§ **Task brief**
Set down every record below exactly as it stands, with the pictures omitted.

****

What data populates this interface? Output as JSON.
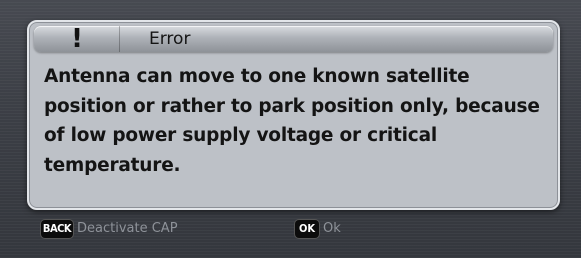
{
  "dialog": {
    "icon": "exclamation-icon",
    "icon_glyph": "!",
    "title": "Error",
    "message": "Antenna can move to one known satellite position or rather to park position only, because of low power supply voltage or critical temperature."
  },
  "footer": {
    "back_key": "BACK",
    "back_label": "Deactivate CAP",
    "ok_key": "OK",
    "ok_label": "Ok"
  },
  "colors": {
    "dialog_background": "#bdc1c7",
    "screen_background": "#3c3f46",
    "text": "#141414",
    "footer_text": "#8e9299"
  }
}
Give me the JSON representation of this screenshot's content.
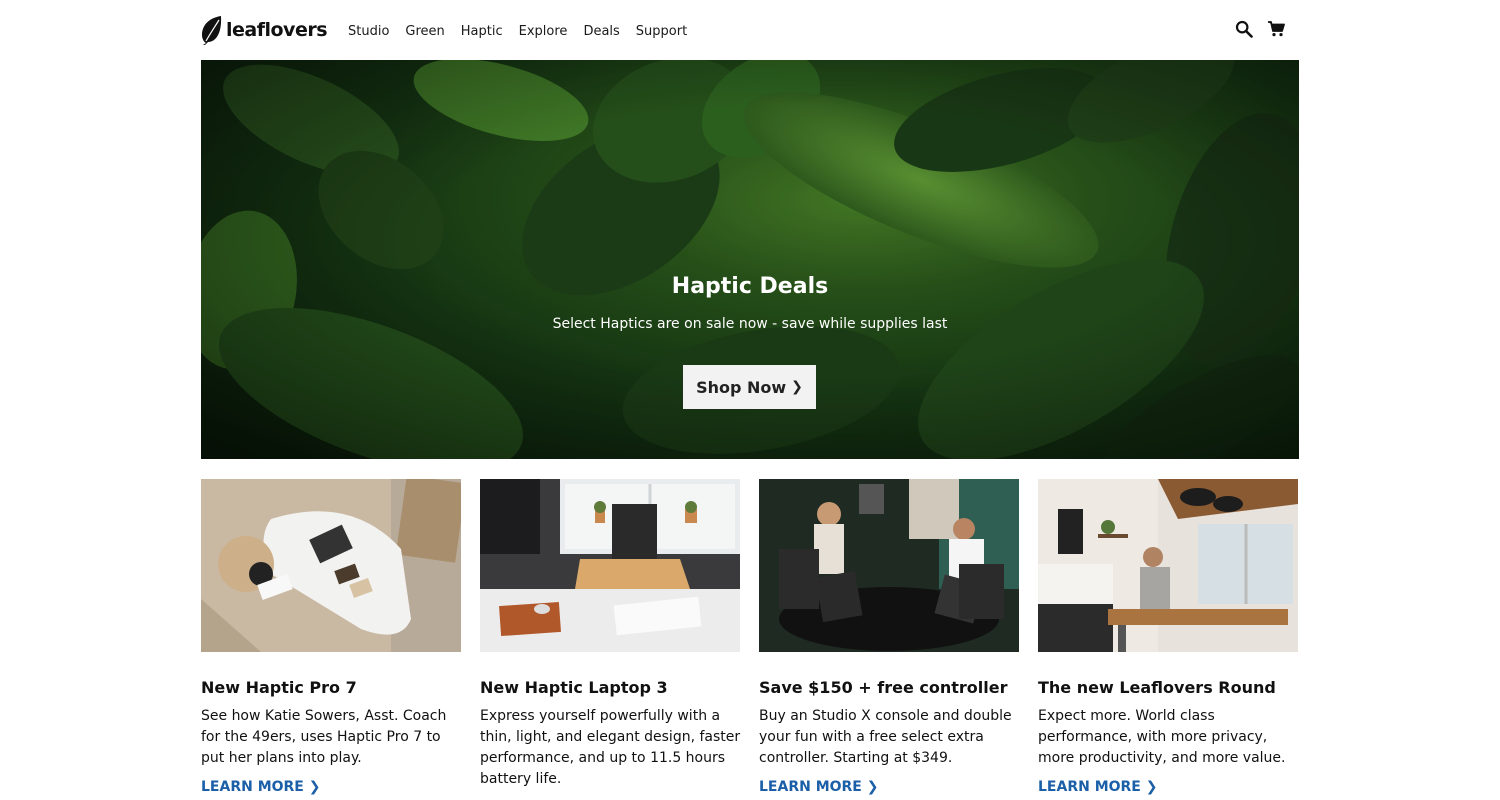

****

§ **Task output**
What data populates this interface? Output as JSON.
{
  "dialog": {
    "icon": "exclamation-icon",
    "icon_glyph": "!",
    "title": "Error",
    "message": "Antenna can move to one known satellite position or rather to park position only, because of low power supply voltage or critical temperature."
  },
  "footer": {
    "back_key": "BACK",
    "back_label": "Deactivate CAP",
    "ok_key": "OK",
    "ok_label": "Ok"
  },
  "colors": {
    "dialog_background": "#bdc1c7",
    "screen_background": "#3c3f46",
    "text": "#141414",
    "footer_text": "#8e9299"
  }
}
Give me the JSON representation of this screenshot's content.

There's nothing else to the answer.